“virtual reality is what seems to exist and makes one feel the sense as if it exists, by using technology that interchanges the real world and the virtual world through artificial sense.” (Negroponte 1995)
This artificial sense is part of the understanding of the perception of how objects and shapes are deciphered by the brain. The Gestalt laws of visual perception define how we visually perceive and decode information. The decoding of the image, gestalt in its beyond-experience context especially when the biological source determining the decoding process also lies outside of human influence (Friis 2011). Friis is referring to human perceptions and interpretations are specific to any one individual as the way in which they decode any information is unique. However, the learnt or subconscious understanding of principles in relation to gestalt, under pin the sub conscious knowledge to decode visual imagery.

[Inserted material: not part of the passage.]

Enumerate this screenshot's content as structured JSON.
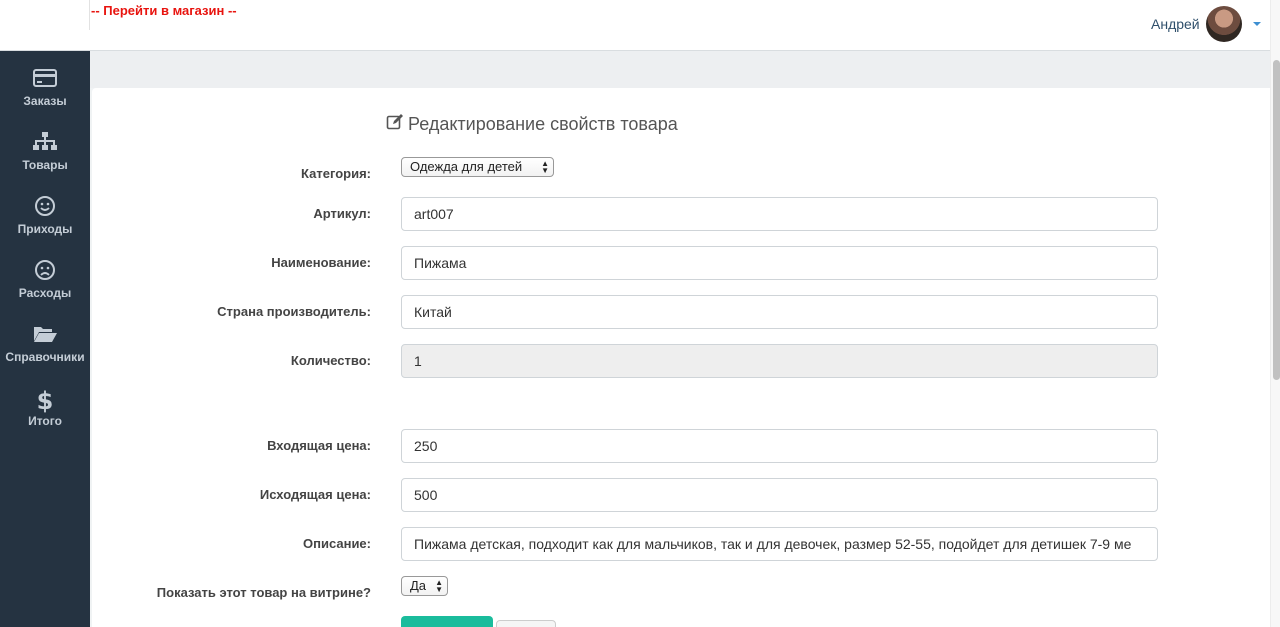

The way that we perceive the world both visually and mentally have been altered or can be altered by technology. For Baudrillard the proliferation of information technology alienates man from real live social existence, forcing him to enter a new media including hyper reality. Hyper reality is characterised by the collapse of the distinction between the real and the simulated (1998). Simulation and consumer culture are argued in connection to one another by Baudrillard, suggesting that engagement of consumers with information based industry and specifically in technology, where one is a consumer rather than a producer is blurring there distinction between reality’s and a feature of a post modern society. This blurring of reality is a feature of simulation that Baudrillard (1983) leads on to discuss which is a key feature of augmented reality itself.
Baudrillard, J., 1983. Simulations. New York City, N.Y., U.S.A.: Semiotext(e), Inc.
Baudrillard, J., 1998. The Consumer Society. London: Sage Publications.
Baudrillard, J., 1994. Simulacra and simulation. Ann Arbor: University of Michigan Press.
Friis, J., 2011. Perception: Embodiment and Beyond. Found Sci, 17 (4), 363-367
Gillespie, T., Boczkowski, P. and Foot, K., n.d. Media technologies. pp.119-130.
Grossman, E., 2006. High tech trash. Washington: Island Press.
Jung, S., Lee, D. and Biocca, F., 2014. Psychological Effects on 3 Dimensions Projection Mapping Versus 2 Dimensions: Exploratory Study. In: International Society for Presence Research Annual. [online] Facultas, pp.213-222. Available from: http://astro.temple.edu/~lombard/ISPR/Proceedings/2014/Jung_EtAl.pdf [Accessed 23 Nov. 2015].
Katz, J., 2003. Machines that become us. New Brunswick, N.J.: Transaction Publishers.
Lim, L., Biocca, F. and Tang, A., 2004. Comparing differences in presence during social interaction in augmented reality versus virtual reality environments: An exploratory study. In: Proc the International Workshop on Presence.
Miller, D., 2005. Materiality. Durham, N.C.: Duke University Press.
Negroponte, N., 1995. Being digital. New York: Knopf.
Slade, G., 2006. Made to break : technology and obsolescence in America. Cambridge, Mass. ; London: Harvard University Press.x